Records to use:
....................

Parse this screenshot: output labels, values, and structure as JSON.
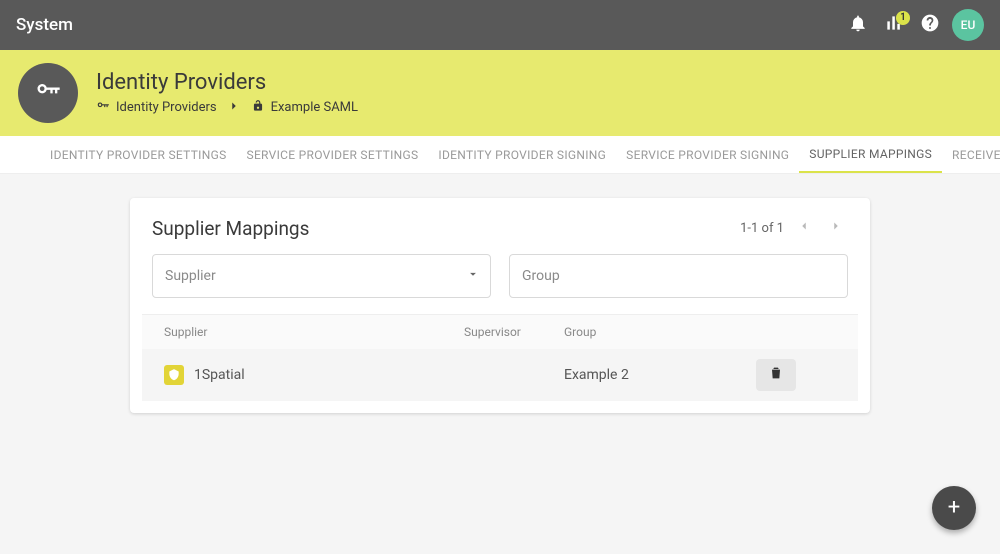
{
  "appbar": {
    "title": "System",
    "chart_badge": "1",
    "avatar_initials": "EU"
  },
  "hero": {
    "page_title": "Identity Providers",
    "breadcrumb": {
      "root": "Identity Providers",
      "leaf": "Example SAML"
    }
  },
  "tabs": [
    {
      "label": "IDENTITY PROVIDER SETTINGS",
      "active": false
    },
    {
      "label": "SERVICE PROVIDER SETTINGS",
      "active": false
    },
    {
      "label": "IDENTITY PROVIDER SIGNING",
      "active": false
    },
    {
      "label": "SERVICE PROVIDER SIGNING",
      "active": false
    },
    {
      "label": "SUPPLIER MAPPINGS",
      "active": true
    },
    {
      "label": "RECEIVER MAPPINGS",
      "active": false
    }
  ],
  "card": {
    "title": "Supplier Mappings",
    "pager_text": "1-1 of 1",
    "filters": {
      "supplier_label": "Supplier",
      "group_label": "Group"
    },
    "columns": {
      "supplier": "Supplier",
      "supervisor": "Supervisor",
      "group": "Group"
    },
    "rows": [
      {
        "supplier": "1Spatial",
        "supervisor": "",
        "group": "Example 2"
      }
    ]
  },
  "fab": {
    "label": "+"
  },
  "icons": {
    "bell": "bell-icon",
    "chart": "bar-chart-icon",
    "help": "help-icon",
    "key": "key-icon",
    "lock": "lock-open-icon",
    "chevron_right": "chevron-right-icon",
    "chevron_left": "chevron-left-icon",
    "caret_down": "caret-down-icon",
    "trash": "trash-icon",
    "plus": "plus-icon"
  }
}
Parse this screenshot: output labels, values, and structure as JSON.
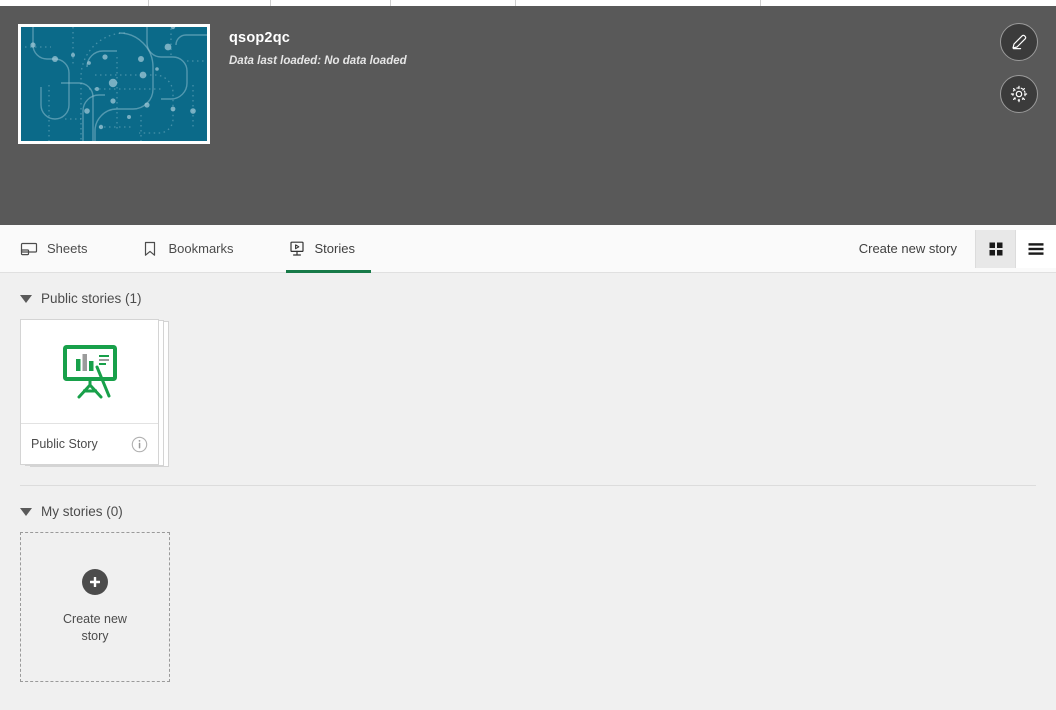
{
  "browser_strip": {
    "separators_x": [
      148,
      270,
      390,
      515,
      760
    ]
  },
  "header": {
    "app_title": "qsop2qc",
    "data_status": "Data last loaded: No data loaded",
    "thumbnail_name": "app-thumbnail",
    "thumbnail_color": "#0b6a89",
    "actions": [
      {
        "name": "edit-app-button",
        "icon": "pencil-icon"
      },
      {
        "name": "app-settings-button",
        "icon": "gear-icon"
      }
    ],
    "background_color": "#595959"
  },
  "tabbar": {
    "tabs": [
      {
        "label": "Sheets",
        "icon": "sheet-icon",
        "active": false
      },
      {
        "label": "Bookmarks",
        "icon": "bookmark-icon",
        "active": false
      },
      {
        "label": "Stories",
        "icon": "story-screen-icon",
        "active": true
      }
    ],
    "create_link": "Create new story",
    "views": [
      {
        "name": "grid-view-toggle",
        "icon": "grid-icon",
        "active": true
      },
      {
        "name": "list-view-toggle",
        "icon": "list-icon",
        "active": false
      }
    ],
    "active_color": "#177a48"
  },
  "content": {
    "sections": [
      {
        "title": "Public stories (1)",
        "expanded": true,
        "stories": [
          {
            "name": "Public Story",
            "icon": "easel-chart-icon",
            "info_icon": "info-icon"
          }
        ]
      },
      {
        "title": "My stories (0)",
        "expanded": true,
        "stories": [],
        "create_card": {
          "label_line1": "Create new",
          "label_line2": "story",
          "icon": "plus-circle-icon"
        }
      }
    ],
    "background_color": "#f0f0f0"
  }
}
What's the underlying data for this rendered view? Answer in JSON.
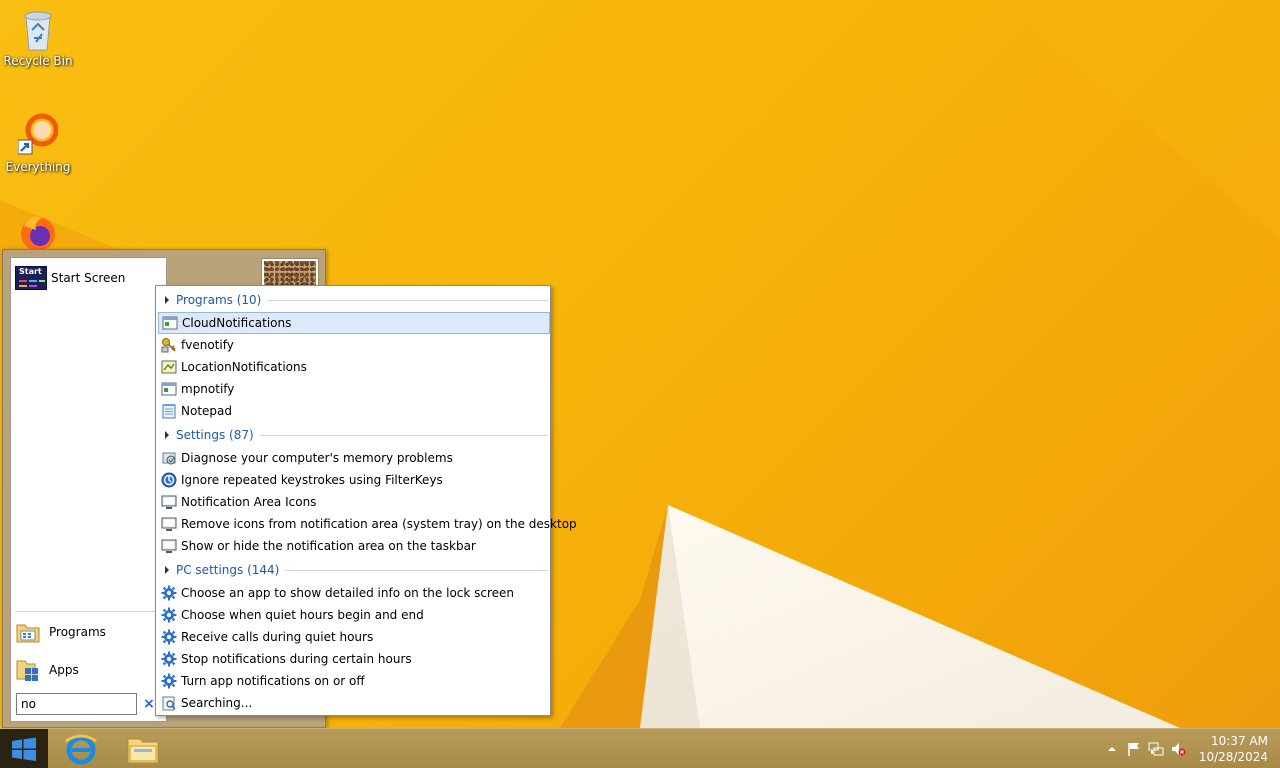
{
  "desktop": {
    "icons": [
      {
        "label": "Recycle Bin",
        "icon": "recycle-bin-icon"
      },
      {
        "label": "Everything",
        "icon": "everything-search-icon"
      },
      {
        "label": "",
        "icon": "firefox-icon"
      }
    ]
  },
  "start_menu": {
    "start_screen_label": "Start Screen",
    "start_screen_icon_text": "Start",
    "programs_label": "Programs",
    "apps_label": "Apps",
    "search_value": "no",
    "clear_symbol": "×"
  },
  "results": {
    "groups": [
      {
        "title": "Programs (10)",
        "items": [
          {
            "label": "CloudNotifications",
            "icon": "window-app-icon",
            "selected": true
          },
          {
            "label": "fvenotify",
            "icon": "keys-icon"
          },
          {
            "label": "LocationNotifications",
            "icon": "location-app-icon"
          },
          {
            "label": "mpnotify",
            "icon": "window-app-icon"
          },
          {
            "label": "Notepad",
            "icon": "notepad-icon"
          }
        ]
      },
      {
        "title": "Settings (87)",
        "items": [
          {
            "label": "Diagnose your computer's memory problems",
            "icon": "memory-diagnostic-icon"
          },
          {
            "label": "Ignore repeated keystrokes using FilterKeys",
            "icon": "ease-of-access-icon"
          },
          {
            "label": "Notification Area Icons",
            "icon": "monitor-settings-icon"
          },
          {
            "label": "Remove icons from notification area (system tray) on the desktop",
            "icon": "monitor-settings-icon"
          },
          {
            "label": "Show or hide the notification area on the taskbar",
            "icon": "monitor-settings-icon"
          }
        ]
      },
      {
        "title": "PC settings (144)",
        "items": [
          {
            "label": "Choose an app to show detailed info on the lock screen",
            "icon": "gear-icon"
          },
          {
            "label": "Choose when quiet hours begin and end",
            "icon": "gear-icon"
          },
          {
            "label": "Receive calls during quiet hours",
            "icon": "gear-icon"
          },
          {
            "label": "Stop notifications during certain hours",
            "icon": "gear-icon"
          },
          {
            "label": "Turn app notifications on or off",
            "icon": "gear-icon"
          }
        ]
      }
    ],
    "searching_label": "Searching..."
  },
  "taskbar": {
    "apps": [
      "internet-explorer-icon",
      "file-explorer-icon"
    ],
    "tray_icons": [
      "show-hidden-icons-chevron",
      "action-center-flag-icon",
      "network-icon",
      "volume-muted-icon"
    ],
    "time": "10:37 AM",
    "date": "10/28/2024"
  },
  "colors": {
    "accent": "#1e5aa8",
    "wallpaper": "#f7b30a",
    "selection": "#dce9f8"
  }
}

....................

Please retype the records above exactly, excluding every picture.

Parse this screenshot: output labels, values, and structure as JSON.
{
  "appbar": {
    "title": "System",
    "chart_badge": "1",
    "avatar_initials": "EU"
  },
  "hero": {
    "page_title": "Identity Providers",
    "breadcrumb": {
      "root": "Identity Providers",
      "leaf": "Example SAML"
    }
  },
  "tabs": [
    {
      "label": "IDENTITY PROVIDER SETTINGS",
      "active": false
    },
    {
      "label": "SERVICE PROVIDER SETTINGS",
      "active": false
    },
    {
      "label": "IDENTITY PROVIDER SIGNING",
      "active": false
    },
    {
      "label": "SERVICE PROVIDER SIGNING",
      "active": false
    },
    {
      "label": "SUPPLIER MAPPINGS",
      "active": true
    },
    {
      "label": "RECEIVER MAPPINGS",
      "active": false
    }
  ],
  "card": {
    "title": "Supplier Mappings",
    "pager_text": "1-1 of 1",
    "filters": {
      "supplier_label": "Supplier",
      "group_label": "Group"
    },
    "columns": {
      "supplier": "Supplier",
      "supervisor": "Supervisor",
      "group": "Group"
    },
    "rows": [
      {
        "supplier": "1Spatial",
        "supervisor": "",
        "group": "Example 2"
      }
    ]
  },
  "fab": {
    "label": "+"
  },
  "icons": {
    "bell": "bell-icon",
    "chart": "bar-chart-icon",
    "help": "help-icon",
    "key": "key-icon",
    "lock": "lock-open-icon",
    "chevron_right": "chevron-right-icon",
    "chevron_left": "chevron-left-icon",
    "caret_down": "caret-down-icon",
    "trash": "trash-icon",
    "plus": "plus-icon"
  }
}
Parse this screenshot: output labels, values, and structure as JSON.
{
  "browser_strip": {
    "separators_x": [
      148,
      270,
      390,
      515,
      760
    ]
  },
  "header": {
    "app_title": "qsop2qc",
    "data_status": "Data last loaded: No data loaded",
    "thumbnail_name": "app-thumbnail",
    "thumbnail_color": "#0b6a89",
    "actions": [
      {
        "name": "edit-app-button",
        "icon": "pencil-icon"
      },
      {
        "name": "app-settings-button",
        "icon": "gear-icon"
      }
    ],
    "background_color": "#595959"
  },
  "tabbar": {
    "tabs": [
      {
        "label": "Sheets",
        "icon": "sheet-icon",
        "active": false
      },
      {
        "label": "Bookmarks",
        "icon": "bookmark-icon",
        "active": false
      },
      {
        "label": "Stories",
        "icon": "story-screen-icon",
        "active": true
      }
    ],
    "create_link": "Create new story",
    "views": [
      {
        "name": "grid-view-toggle",
        "icon": "grid-icon",
        "active": true
      },
      {
        "name": "list-view-toggle",
        "icon": "list-icon",
        "active": false
      }
    ],
    "active_color": "#177a48"
  },
  "content": {
    "sections": [
      {
        "title": "Public stories (1)",
        "expanded": true,
        "stories": [
          {
            "name": "Public Story",
            "icon": "easel-chart-icon",
            "info_icon": "info-icon"
          }
        ]
      },
      {
        "title": "My stories (0)",
        "expanded": true,
        "stories": [],
        "create_card": {
          "label_line1": "Create new",
          "label_line2": "story",
          "icon": "plus-circle-icon"
        }
      }
    ],
    "background_color": "#f0f0f0"
  }
}
What's the underlying data for this rendered view? Answer in JSON.
{
  "desktop": {
    "icons": [
      {
        "label": "Recycle Bin",
        "icon": "recycle-bin-icon"
      },
      {
        "label": "Everything",
        "icon": "everything-search-icon"
      },
      {
        "label": "",
        "icon": "firefox-icon"
      }
    ]
  },
  "start_menu": {
    "start_screen_label": "Start Screen",
    "start_screen_icon_text": "Start",
    "programs_label": "Programs",
    "apps_label": "Apps",
    "search_value": "no",
    "clear_symbol": "×"
  },
  "results": {
    "groups": [
      {
        "title": "Programs (10)",
        "items": [
          {
            "label": "CloudNotifications",
            "icon": "window-app-icon",
            "selected": true
          },
          {
            "label": "fvenotify",
            "icon": "keys-icon"
          },
          {
            "label": "LocationNotifications",
            "icon": "location-app-icon"
          },
          {
            "label": "mpnotify",
            "icon": "window-app-icon"
          },
          {
            "label": "Notepad",
            "icon": "notepad-icon"
          }
        ]
      },
      {
        "title": "Settings (87)",
        "items": [
          {
            "label": "Diagnose your computer's memory problems",
            "icon": "memory-diagnostic-icon"
          },
          {
            "label": "Ignore repeated keystrokes using FilterKeys",
            "icon": "ease-of-access-icon"
          },
          {
            "label": "Notification Area Icons",
            "icon": "monitor-settings-icon"
          },
          {
            "label": "Remove icons from notification area (system tray) on the desktop",
            "icon": "monitor-settings-icon"
          },
          {
            "label": "Show or hide the notification area on the taskbar",
            "icon": "monitor-settings-icon"
          }
        ]
      },
      {
        "title": "PC settings (144)",
        "items": [
          {
            "label": "Choose an app to show detailed info on the lock screen",
            "icon": "gear-icon"
          },
          {
            "label": "Choose when quiet hours begin and end",
            "icon": "gear-icon"
          },
          {
            "label": "Receive calls during quiet hours",
            "icon": "gear-icon"
          },
          {
            "label": "Stop notifications during certain hours",
            "icon": "gear-icon"
          },
          {
            "label": "Turn app notifications on or off",
            "icon": "gear-icon"
          }
        ]
      }
    ],
    "searching_label": "Searching..."
  },
  "taskbar": {
    "apps": [
      "internet-explorer-icon",
      "file-explorer-icon"
    ],
    "tray_icons": [
      "show-hidden-icons-chevron",
      "action-center-flag-icon",
      "network-icon",
      "volume-muted-icon"
    ],
    "time": "10:37 AM",
    "date": "10/28/2024"
  },
  "colors": {
    "accent": "#1e5aa8",
    "wallpaper": "#f7b30a",
    "selection": "#dce9f8"
  }
}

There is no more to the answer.